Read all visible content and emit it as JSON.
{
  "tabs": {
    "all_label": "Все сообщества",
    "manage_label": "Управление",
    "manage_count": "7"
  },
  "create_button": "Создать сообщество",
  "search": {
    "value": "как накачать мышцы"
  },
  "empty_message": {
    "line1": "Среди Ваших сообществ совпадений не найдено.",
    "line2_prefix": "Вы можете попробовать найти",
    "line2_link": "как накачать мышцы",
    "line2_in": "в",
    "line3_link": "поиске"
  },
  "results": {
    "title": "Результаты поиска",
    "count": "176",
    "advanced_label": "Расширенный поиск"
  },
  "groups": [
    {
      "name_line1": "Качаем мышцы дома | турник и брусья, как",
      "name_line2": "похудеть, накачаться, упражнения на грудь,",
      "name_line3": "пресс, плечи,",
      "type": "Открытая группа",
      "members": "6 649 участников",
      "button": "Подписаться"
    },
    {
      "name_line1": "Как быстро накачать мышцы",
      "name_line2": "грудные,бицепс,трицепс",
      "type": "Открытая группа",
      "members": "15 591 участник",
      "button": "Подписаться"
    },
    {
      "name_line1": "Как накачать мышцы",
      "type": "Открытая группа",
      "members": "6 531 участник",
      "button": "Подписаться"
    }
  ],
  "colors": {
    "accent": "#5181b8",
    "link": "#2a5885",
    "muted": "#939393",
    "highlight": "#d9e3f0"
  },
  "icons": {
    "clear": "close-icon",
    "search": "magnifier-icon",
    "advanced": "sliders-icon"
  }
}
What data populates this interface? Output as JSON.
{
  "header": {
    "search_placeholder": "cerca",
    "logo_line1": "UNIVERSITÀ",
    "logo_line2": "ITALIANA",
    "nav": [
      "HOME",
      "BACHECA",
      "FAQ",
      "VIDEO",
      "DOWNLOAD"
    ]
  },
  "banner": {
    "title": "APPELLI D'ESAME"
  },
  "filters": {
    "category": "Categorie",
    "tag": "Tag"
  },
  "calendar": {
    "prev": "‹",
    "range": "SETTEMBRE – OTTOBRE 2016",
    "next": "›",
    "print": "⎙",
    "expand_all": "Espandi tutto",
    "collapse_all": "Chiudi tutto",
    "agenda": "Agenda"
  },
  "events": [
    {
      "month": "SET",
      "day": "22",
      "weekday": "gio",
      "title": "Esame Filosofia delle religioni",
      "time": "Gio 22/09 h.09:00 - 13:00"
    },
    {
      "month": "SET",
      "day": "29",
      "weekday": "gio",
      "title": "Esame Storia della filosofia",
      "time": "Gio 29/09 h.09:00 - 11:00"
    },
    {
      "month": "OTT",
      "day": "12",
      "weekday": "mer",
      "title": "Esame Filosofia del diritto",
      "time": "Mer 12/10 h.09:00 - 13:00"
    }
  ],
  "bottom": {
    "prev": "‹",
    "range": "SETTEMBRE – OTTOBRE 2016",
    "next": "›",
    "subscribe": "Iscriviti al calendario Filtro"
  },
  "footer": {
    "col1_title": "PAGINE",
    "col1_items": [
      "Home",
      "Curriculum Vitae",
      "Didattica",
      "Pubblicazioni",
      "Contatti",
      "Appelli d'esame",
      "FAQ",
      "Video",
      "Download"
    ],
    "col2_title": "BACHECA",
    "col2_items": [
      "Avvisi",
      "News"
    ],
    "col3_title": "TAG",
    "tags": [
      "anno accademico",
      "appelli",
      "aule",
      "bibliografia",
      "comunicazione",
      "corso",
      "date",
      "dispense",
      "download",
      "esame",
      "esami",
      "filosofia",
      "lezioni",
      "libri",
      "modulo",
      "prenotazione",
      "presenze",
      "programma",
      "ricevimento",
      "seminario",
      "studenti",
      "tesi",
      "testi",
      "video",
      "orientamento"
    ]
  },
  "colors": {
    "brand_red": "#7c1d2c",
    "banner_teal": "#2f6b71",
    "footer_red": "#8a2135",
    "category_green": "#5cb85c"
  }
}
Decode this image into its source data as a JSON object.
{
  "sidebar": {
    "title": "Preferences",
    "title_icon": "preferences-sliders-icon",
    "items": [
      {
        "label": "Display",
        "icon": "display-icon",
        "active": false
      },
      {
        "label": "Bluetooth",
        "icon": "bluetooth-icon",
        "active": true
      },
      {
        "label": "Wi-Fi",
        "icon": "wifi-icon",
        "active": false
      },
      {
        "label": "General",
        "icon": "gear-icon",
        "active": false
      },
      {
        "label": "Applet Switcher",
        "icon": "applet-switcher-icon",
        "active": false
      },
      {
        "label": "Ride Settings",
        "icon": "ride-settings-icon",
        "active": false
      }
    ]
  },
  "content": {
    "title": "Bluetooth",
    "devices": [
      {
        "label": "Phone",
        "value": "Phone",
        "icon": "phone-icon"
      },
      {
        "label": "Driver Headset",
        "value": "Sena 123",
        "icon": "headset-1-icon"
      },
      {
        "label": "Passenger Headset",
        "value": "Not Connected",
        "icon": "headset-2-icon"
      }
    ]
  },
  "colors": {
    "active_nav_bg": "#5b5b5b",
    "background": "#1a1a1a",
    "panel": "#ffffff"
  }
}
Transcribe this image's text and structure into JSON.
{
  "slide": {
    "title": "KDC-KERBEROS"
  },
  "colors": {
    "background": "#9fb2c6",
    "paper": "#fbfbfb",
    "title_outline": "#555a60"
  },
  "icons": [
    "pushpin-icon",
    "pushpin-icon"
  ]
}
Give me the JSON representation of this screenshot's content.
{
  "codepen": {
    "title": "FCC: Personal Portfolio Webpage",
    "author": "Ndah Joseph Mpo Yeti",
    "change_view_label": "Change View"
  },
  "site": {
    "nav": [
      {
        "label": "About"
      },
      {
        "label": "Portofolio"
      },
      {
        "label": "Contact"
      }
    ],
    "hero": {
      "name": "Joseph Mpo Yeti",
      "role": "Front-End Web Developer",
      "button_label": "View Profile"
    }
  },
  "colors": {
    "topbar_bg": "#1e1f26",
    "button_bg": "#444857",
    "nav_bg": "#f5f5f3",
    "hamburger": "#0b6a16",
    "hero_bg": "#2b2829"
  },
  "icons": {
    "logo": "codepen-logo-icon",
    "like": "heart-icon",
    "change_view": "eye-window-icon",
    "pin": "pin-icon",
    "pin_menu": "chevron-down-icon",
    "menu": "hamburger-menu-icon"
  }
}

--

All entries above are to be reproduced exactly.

▶ _Expected answer_
Read all visible content and emit it as JSON.
{
  "tabs": {
    "all_label": "Все сообщества",
    "manage_label": "Управление",
    "manage_count": "7"
  },
  "create_button": "Создать сообщество",
  "search": {
    "value": "как накачать мышцы"
  },
  "empty_message": {
    "line1": "Среди Ваших сообществ совпадений не найдено.",
    "line2_prefix": "Вы можете попробовать найти",
    "line2_link": "как накачать мышцы",
    "line2_in": "в",
    "line3_link": "поиске"
  },
  "results": {
    "title": "Результаты поиска",
    "count": "176",
    "advanced_label": "Расширенный поиск"
  },
  "groups": [
    {
      "name_line1": "Качаем мышцы дома | турник и брусья, как",
      "name_line2": "похудеть, накачаться, упражнения на грудь,",
      "name_line3": "пресс, плечи,",
      "type": "Открытая группа",
      "members": "6 649 участников",
      "button": "Подписаться"
    },
    {
      "name_line1": "Как быстро накачать мышцы",
      "name_line2": "грудные,бицепс,трицепс",
      "type": "Открытая группа",
      "members": "15 591 участник",
      "button": "Подписаться"
    },
    {
      "name_line1": "Как накачать мышцы",
      "type": "Открытая группа",
      "members": "6 531 участник",
      "button": "Подписаться"
    }
  ],
  "colors": {
    "accent": "#5181b8",
    "link": "#2a5885",
    "muted": "#939393",
    "highlight": "#d9e3f0"
  },
  "icons": {
    "clear": "close-icon",
    "search": "magnifier-icon",
    "advanced": "sliders-icon"
  }
}
What data populates this interface? Output as JSON.
{
  "header": {
    "search_placeholder": "cerca",
    "logo_line1": "UNIVERSITÀ",
    "logo_line2": "ITALIANA",
    "nav": [
      "HOME",
      "BACHECA",
      "FAQ",
      "VIDEO",
      "DOWNLOAD"
    ]
  },
  "banner": {
    "title": "APPELLI D'ESAME"
  },
  "filters": {
    "category": "Categorie",
    "tag": "Tag"
  },
  "calendar": {
    "prev": "‹",
    "range": "SETTEMBRE – OTTOBRE 2016",
    "next": "›",
    "print": "⎙",
    "expand_all": "Espandi tutto",
    "collapse_all": "Chiudi tutto",
    "agenda": "Agenda"
  },
  "events": [
    {
      "month": "SET",
      "day": "22",
      "weekday": "gio",
      "title": "Esame Filosofia delle religioni",
      "time": "Gio 22/09 h.09:00 - 13:00"
    },
    {
      "month": "SET",
      "day": "29",
      "weekday": "gio",
      "title": "Esame Storia della filosofia",
      "time": "Gio 29/09 h.09:00 - 11:00"
    },
    {
      "month": "OTT",
      "day": "12",
      "weekday": "mer",
      "title": "Esame Filosofia del diritto",
      "time": "Mer 12/10 h.09:00 - 13:00"
    }
  ],
  "bottom": {
    "prev": "‹",
    "range": "SETTEMBRE – OTTOBRE 2016",
    "next": "›",
    "subscribe": "Iscriviti al calendario Filtro"
  },
  "footer": {
    "col1_title": "PAGINE",
    "col1_items": [
      "Home",
      "Curriculum Vitae",
      "Didattica",
      "Pubblicazioni",
      "Contatti",
      "Appelli d'esame",
      "FAQ",
      "Video",
      "Download"
    ],
    "col2_title": "BACHECA",
    "col2_items": [
      "Avvisi",
      "News"
    ],
    "col3_title": "TAG",
    "tags": [
      "anno accademico",
      "appelli",
      "aule",
      "bibliografia",
      "comunicazione",
      "corso",
      "date",
      "dispense",
      "download",
      "esame",
      "esami",
      "filosofia",
      "lezioni",
      "libri",
      "modulo",
      "prenotazione",
      "presenze",
      "programma",
      "ricevimento",
      "seminario",
      "studenti",
      "tesi",
      "testi",
      "video",
      "orientamento"
    ]
  },
  "colors": {
    "brand_red": "#7c1d2c",
    "banner_teal": "#2f6b71",
    "footer_red": "#8a2135",
    "category_green": "#5cb85c"
  }
}
Decode this image into its source data as a JSON object.
{
  "sidebar": {
    "title": "Preferences",
    "title_icon": "preferences-sliders-icon",
    "items": [
      {
        "label": "Display",
        "icon": "display-icon",
        "active": false
      },
      {
        "label": "Bluetooth",
        "icon": "bluetooth-icon",
        "active": true
      },
      {
        "label": "Wi-Fi",
        "icon": "wifi-icon",
        "active": false
      },
      {
        "label": "General",
        "icon": "gear-icon",
        "active": false
      },
      {
        "label": "Applet Switcher",
        "icon": "applet-switcher-icon",
        "active": false
      },
      {
        "label": "Ride Settings",
        "icon": "ride-settings-icon",
        "active": false
      }
    ]
  },
  "content": {
    "title": "Bluetooth",
    "devices": [
      {
        "label": "Phone",
        "value": "Phone",
        "icon": "phone-icon"
      },
      {
        "label": "Driver Headset",
        "value": "Sena 123",
        "icon": "headset-1-icon"
      },
      {
        "label": "Passenger Headset",
        "value": "Not Connected",
        "icon": "headset-2-icon"
      }
    ]
  },
  "colors": {
    "active_nav_bg": "#5b5b5b",
    "background": "#1a1a1a",
    "panel": "#ffffff"
  }
}
Transcribe this image's text and structure into JSON.
{
  "slide": {
    "title": "KDC-KERBEROS"
  },
  "colors": {
    "background": "#9fb2c6",
    "paper": "#fbfbfb",
    "title_outline": "#555a60"
  },
  "icons": [
    "pushpin-icon",
    "pushpin-icon"
  ]
}
Give me the JSON representation of this screenshot's content.
{
  "codepen": {
    "title": "FCC: Personal Portfolio Webpage",
    "author": "Ndah Joseph Mpo Yeti",
    "change_view_label": "Change View"
  },
  "site": {
    "nav": [
      {
        "label": "About"
      },
      {
        "label": "Portofolio"
      },
      {
        "label": "Contact"
      }
    ],
    "hero": {
      "name": "Joseph Mpo Yeti",
      "role": "Front-End Web Developer",
      "button_label": "View Profile"
    }
  },
  "colors": {
    "topbar_bg": "#1e1f26",
    "button_bg": "#444857",
    "nav_bg": "#f5f5f3",
    "hamburger": "#0b6a16",
    "hero_bg": "#2b2829"
  },
  "icons": {
    "logo": "codepen-logo-icon",
    "like": "heart-icon",
    "change_view": "eye-window-icon",
    "pin": "pin-icon",
    "pin_menu": "chevron-down-icon",
    "menu": "hamburger-menu-icon"
  }
}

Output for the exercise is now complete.